To some, the stark difference between the outcomes in Cairo and Bahrain illustrates something else, too: his impatience with old-fashioned back-room diplomacy, and his corresponding failure to build close personal relationships with foreign leaders that can, especially in the Middle East, help the White House to influence decisions made abroad.
If the president felt a kinship with the youthful protesters, he seems to have had little rapport with Egypt’s aging president, or, for that matter, any other Arab leaders. In part, this was a function of time: he was still relatively new to the presidency, and had not built the kind of cozy relationship that the Bush family, for instance, had with the Saudis.
But Mr. Obama has struggled with little success to build better relations with key foreign leaders like Hamid Karzai, the Afghan president, and King Abdullah of Saudi Arabia.
The tensions between Mr. Obama and the Gulf states, both American and Arab diplomats say, derive from an Obama character trait: he has not built many personal relationships with foreign leaders. “He’s not good with personal relationships; that’s not what interests him,” said one United States diplomat. “But in the Middle East, those relationships are essential. The lack of them deprives D.C. of the ability to influence leadership decisions.”
A Lack of Chemistry
Arab officials echo that sentiment, describing Mr. Obama as a cool, cerebral man who discounts the importance of personal chemistry in politics. “You can’t fix these problems by remote control,” said one Arab diplomat with long experience in Washington. “He doesn’t have friends who are world leaders. He doesn’t believe in patting anybody on the back, nicknames.
“You can’t accomplish what you want to accomplish” with such an impersonal style, the diplomat said.
We all remember the former First Nicknamer.
As an aside, apparently Obama plays the race card on himself and continues to enjoy his own Kool-Aid:
Mr. Obama felt keenly, one aide said, the need for the United States, and for he himself, to stand as a moral example. “He knows that the protesters want to hear from the American president, but not just any American president,” a senior aide to Mr. Obama said. “They want to hear from this American president.” In other words, they wanted to hear from the first black president of the United States, a symbol of the possibility of change.
Oh, brother. How did that work with the Chicago Olympics of 2016?
BONUS BASHING: The Times newsromm was riven in the spring of 2008 when the Times got on the wrong side of history and herstory and endorsed Hillary! in the primaries.
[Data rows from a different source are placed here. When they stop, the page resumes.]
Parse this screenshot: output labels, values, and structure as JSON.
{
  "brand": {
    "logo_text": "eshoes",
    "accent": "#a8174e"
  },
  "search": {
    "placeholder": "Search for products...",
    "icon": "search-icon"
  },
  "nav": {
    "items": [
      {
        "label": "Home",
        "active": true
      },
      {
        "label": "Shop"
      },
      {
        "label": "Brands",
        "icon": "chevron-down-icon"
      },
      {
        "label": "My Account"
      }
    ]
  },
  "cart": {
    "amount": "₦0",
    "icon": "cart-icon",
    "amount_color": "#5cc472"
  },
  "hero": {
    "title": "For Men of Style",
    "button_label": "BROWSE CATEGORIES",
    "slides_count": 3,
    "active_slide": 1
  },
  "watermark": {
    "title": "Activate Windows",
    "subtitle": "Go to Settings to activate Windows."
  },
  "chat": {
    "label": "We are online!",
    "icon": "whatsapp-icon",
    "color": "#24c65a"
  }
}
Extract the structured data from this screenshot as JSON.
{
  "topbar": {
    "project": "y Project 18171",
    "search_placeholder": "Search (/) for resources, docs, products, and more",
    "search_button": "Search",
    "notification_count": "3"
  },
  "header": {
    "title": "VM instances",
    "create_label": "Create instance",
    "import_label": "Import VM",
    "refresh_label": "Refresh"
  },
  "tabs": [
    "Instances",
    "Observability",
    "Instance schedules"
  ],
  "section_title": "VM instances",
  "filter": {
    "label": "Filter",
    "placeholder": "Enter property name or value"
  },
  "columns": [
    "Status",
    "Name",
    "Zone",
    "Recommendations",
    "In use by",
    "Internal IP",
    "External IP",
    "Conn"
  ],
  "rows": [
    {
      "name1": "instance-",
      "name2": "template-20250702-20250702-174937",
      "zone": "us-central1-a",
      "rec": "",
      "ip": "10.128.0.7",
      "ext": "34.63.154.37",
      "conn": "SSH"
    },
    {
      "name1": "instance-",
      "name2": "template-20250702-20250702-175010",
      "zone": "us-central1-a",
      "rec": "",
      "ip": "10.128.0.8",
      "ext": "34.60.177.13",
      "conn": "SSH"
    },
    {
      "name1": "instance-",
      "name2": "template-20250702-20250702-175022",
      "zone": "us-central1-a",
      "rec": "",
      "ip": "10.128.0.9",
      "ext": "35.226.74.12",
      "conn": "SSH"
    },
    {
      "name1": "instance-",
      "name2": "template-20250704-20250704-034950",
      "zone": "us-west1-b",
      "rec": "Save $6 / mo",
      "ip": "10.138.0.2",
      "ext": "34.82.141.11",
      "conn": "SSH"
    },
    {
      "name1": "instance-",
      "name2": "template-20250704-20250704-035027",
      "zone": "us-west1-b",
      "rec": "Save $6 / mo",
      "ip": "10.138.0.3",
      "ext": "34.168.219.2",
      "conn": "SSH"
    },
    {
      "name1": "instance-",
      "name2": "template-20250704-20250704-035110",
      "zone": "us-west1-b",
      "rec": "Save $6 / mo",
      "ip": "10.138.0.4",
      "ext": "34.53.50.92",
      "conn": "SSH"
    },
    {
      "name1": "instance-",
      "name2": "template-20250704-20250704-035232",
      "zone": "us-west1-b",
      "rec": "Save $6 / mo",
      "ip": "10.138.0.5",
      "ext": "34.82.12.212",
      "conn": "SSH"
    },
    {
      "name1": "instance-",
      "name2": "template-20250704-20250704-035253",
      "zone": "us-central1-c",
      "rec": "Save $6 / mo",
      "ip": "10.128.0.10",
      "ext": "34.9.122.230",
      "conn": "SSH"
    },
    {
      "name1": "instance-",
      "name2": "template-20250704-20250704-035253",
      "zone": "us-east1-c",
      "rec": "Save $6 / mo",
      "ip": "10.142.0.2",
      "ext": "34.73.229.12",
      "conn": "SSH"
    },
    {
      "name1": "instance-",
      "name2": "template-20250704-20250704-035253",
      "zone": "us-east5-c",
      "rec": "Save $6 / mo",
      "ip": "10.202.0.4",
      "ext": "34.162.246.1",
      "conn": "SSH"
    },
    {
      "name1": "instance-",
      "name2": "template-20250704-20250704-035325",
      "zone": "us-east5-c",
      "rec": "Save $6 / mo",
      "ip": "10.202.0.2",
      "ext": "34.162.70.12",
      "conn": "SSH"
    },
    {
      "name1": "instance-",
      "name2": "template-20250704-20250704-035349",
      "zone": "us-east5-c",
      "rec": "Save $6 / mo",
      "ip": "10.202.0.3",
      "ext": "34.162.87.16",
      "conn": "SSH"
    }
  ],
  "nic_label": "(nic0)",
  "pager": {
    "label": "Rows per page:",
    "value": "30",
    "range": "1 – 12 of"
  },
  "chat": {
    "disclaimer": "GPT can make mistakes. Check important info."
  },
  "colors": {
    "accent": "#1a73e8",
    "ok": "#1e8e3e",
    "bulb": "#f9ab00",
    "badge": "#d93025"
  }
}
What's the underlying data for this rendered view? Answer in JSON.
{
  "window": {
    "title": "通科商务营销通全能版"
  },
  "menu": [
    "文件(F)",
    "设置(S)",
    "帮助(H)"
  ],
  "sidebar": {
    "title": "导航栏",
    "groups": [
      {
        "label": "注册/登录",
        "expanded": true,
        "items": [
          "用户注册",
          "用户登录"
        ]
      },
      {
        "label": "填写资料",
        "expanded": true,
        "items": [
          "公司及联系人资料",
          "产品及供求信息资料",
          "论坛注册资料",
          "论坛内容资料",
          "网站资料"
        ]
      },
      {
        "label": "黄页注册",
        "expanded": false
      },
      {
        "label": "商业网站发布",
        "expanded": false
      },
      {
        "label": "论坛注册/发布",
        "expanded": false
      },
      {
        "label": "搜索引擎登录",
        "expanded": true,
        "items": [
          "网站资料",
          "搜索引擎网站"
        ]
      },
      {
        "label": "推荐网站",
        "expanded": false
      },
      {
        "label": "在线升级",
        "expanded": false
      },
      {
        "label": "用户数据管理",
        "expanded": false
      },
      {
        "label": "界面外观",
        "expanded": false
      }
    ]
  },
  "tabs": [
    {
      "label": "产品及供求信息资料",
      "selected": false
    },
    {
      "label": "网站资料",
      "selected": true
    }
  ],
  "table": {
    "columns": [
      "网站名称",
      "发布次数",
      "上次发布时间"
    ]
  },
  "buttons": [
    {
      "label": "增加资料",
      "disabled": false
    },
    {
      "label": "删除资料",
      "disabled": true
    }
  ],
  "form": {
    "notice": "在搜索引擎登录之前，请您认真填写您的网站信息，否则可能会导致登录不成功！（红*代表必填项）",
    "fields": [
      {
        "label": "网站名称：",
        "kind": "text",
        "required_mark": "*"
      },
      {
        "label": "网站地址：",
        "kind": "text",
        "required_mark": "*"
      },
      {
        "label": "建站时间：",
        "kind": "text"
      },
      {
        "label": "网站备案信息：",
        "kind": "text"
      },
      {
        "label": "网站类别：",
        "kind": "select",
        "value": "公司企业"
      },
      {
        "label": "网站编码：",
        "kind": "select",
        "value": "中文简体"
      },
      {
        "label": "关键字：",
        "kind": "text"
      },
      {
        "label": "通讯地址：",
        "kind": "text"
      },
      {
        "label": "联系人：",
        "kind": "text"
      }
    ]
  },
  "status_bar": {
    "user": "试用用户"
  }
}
Years later, some embittered PUMAs exacts revenge:
While U.N. Beckons Clinton, Obama Takes In ‘The View’
President Obama on Monday flew up to New York from Washington, rode in his motorcade to ABC’s studios and sat down for an interview on “The View.” Secretary of State Hillary Rodham Clinton was not far away, in the Waldorf-Astoria, meeting with President Hamid Karzai of Afghanistan.
As dozens of world leaders gathered for the annual opening of the United Nations General Assembly — choking Manhattan’s streets with motorcades and barricades — the contrast between Mr. Obama and Mrs. Clinton could not have been starker.
Mr. Obama, his re-election campaign in full swing, continued to make his pitch to American voters, avoiding for the most part world leaders arriving at the United Nations. The president will address the General Assembly on Tuesday but, breaking with tradition, has no meetings set with his counterparts.
That task he delegated to Mrs. Clinton, who churned through the first of dozens of meetings she will have over the next week. They deal with some of the most pressing foreign policy crises the administration has faced since taking office in 2009, like the deadly protests in the Islamic world and the confrontation between Japan and China over a handful of unpopulated islands.
You've seen one foreign leader, you've seen 'em all. But if you've seen only one Ohio voter, you are just warming up.